Posted on October 27, 2022 by Jenn Zatopek
In mid-summer, I attended an online Zen meditation retreat touching the fire of peace inside and quickly discovered how it blazed a sacred fire in my immediate family.
This particular Zen retreat focused on feeling unconditionally supported by all that is, right here and now. On one of the hottest days of summer, I sat on my comfortable chair and breathed deeply with hundreds of other humans who long for more stillness and silence too. Relaxing into the moment rather than strategizing about what needs to happen next helped reshape the primitive parts of my autonomic nervous system, which were formed on the faulty foundations of trauma, stress, and overwhelm from my earlier years.
While I identify as Christian, I have boldly journeyed into other religions to find spiritual practices that help me grow more sane as the world tilts into greater uncertainty and warlike behavior. As I was guided by Zen Master Henry Shukman at Mountain Cloud Center in Santa Fe, I experienced meditation as prayer, trusting that God and I really are one (John 10:30), rediscovering that this inner sanctuary of peace is within me at all times. Though it is widely overlooked, ancient Christianity was built upon the rock of an indigenous people who practiced silence (among other things) as a way to commune with The Holy.
At the end of our first day, one of the retreat leaders asked us to link our peaceful experience with a word and sacred object to remind us that lasting support is available to us at all times. I linked the infinite with the stately pin oak tree that lives in our front yard because I love this tree like an old friend. My chest expanded widely and joy buoyed my heart as I reflected on the infinite nature of support from this tree, how it produces oxygen for me and you to breathe and its sprawling branches and bright green leaves shade us all from the blistering summer sun. Breathing deeply, I was reminded of the Creator who has supported me all my life, calling out to me to come home to myself and dance in this beautiful and hard life I have been gifted with.
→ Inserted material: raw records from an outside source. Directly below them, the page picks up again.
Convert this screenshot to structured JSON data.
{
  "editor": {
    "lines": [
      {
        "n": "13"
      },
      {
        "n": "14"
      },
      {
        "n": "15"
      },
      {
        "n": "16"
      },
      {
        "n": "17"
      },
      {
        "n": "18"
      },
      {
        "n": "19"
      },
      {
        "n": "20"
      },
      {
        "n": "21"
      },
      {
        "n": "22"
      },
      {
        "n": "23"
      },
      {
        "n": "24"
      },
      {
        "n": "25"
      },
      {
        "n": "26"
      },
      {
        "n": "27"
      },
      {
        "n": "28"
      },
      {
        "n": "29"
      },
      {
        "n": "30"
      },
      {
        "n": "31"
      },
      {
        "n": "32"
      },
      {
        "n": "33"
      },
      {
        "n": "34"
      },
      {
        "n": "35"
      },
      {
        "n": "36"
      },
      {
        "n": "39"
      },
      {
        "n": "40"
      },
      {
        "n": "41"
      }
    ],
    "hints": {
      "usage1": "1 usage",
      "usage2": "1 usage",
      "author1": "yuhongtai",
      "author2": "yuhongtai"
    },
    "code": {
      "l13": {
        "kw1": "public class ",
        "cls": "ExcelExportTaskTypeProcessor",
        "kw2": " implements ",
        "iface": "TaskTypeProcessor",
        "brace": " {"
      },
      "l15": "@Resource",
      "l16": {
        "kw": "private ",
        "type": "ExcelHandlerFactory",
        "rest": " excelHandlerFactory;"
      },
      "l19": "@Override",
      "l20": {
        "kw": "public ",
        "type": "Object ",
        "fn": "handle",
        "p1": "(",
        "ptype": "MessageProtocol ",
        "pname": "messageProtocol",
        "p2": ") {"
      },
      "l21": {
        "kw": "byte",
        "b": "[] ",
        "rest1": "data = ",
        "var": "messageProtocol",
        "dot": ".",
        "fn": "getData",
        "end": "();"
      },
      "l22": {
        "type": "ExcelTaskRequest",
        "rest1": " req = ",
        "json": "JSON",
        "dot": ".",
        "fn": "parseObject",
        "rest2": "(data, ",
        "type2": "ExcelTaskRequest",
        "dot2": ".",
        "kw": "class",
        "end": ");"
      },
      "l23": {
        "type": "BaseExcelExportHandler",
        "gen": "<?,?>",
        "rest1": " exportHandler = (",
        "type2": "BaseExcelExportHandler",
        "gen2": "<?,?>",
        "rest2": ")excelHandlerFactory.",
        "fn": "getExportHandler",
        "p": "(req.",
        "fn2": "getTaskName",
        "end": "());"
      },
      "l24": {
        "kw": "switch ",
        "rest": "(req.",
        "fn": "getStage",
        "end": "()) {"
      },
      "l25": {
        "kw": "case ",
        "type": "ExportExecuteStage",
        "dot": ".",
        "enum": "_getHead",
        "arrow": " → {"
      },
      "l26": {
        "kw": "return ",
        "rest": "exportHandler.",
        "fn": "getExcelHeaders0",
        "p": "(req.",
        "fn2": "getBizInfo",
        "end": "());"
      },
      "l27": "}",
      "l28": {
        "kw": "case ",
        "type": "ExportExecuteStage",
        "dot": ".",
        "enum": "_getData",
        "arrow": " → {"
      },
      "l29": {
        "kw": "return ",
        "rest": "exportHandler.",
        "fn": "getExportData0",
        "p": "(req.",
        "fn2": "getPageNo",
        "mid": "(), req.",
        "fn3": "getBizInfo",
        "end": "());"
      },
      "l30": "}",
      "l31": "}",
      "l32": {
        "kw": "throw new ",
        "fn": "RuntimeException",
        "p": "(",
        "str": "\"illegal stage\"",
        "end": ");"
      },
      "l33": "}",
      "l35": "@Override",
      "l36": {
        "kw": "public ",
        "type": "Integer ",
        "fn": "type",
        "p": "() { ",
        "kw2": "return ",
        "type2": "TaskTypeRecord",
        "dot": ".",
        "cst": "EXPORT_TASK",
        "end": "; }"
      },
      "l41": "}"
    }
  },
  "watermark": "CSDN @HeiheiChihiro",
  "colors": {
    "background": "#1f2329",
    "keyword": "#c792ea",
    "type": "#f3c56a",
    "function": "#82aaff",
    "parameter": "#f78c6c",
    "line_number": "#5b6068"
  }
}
After the retreat, I savored the feelings of goodwill for a while, relishing in the deep peace that comes from long periods of stillness. But the Divine must have been up to something because I shifted into prayers for my next encounter, time with a relative whom I struggle to love. As I changed into my bathing suit at their house, I quickly looked upwards to the heavens and cried out imperatively “Listen here, I need you to help me just love them exactly as they are. I mean it this time.” The next hour was remarkable and rare: my prayer was answered in full.
We swam in the cool waters outside, their backyard pool shaded by enormous red oak trees as the afternoon sun filtered through the waving green branches. The family member spoke about their life and I turned my attention fully towards them. As I listened to their hopes and concerns, I felt a spacious sort of calm while I focused on being present to them, accepting them as they are, expecting nothing in return. This peace of God, which transcends all understanding, saturated the encounter, and at dinner, this relative sat next to me and smiled encouragingly at me, something that hasn’t happened in a very long time.
As I walked with my partner to our car, I thought about the miracle that had just occurred: for a brief span of an hour, I was able to be around one of the most toxic members of my family and send them love with no expectations they would show interest in me. Five hours of meditative silence bought me an hour of spaciousness, giving them the gift of my time, presence, and memory. And like most miracles, its effects were fleeting. But I caught a glimpse of what is possible for me and you, if we stop giving to dry empty wells and expecting to be restored.
We seek silence to nourish ourselves and give only when we are filled to the brim. That realization I embodied and touched through this reflection is the real miracle of the whole experience.